- **Your instructions**:
Filter the data for lines with the word "stage", then copy every line so identified.

- **Source material**:
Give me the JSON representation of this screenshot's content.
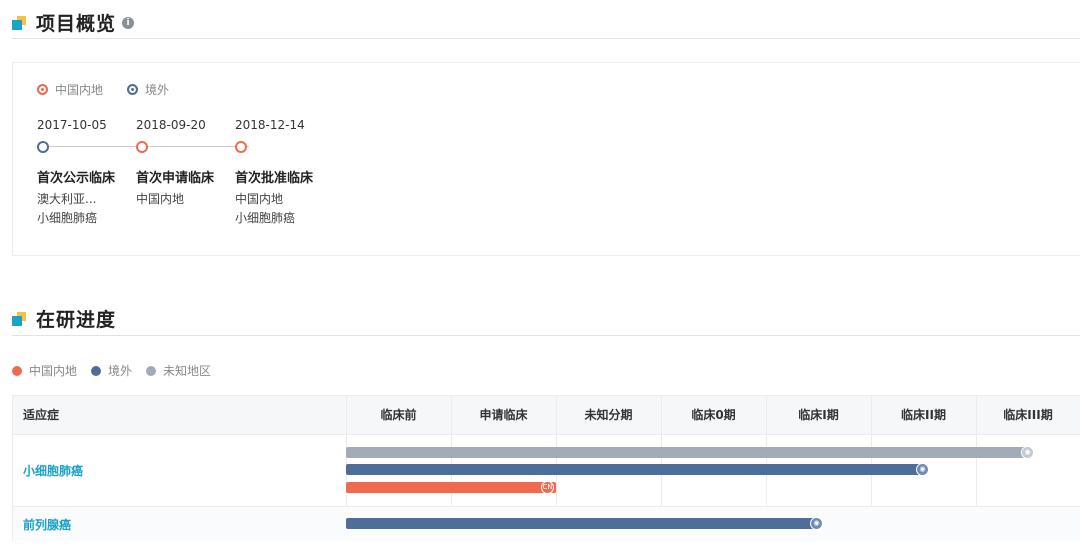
{
  "overview": {
    "title": "项目概览",
    "info_icon": "i",
    "legend": [
      {
        "label": "中国内地",
        "color": "#f06a50"
      },
      {
        "label": "境外",
        "color": "#4f6d9a"
      }
    ],
    "events": [
      {
        "date": "2017-10-05",
        "title": "首次公示临床",
        "line1": "澳大利亚...",
        "line2": "小细胞肺癌",
        "region_color": "#4f6d9a"
      },
      {
        "date": "2018-09-20",
        "title": "首次申请临床",
        "line1": "中国内地",
        "line2": "",
        "region_color": "#f06a50"
      },
      {
        "date": "2018-12-14",
        "title": "首次批准临床",
        "line1": "中国内地",
        "line2": "小细胞肺癌",
        "region_color": "#f06a50"
      }
    ]
  },
  "progress": {
    "title": "在研进度",
    "legend": [
      {
        "label": "中国内地",
        "color": "#f06a50"
      },
      {
        "label": "境外",
        "color": "#4f6d9a"
      },
      {
        "label": "未知地区",
        "color": "#a3abb8"
      }
    ],
    "columns": [
      "适应症",
      "临床前",
      "申请临床",
      "未知分期",
      "临床0期",
      "临床I期",
      "临床II期",
      "临床III期"
    ],
    "rows": [
      {
        "indication": "小细胞肺癌",
        "bars": [
          {
            "region": "未知地区",
            "stage": "临床III期",
            "color": "#a3abb8",
            "marker": "globe-icon",
            "marker_text": ""
          },
          {
            "region": "境外",
            "stage": "临床II期",
            "color": "#4f6d9a",
            "marker": "globe-icon",
            "marker_text": ""
          },
          {
            "region": "中国内地",
            "stage": "申请临床",
            "color": "#f06a50",
            "marker": "cn-badge-icon",
            "marker_text": "CN"
          }
        ]
      },
      {
        "indication": "前列腺癌",
        "bars": [
          {
            "region": "境外",
            "stage": "临床I期",
            "color": "#4f6d9a",
            "marker": "globe-icon",
            "marker_text": ""
          }
        ]
      }
    ]
  }
}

- **Written solution**:
            "stage": "临床III期",
            "stage": "临床II期",
            "stage": "申请临床",
            "stage": "临床I期",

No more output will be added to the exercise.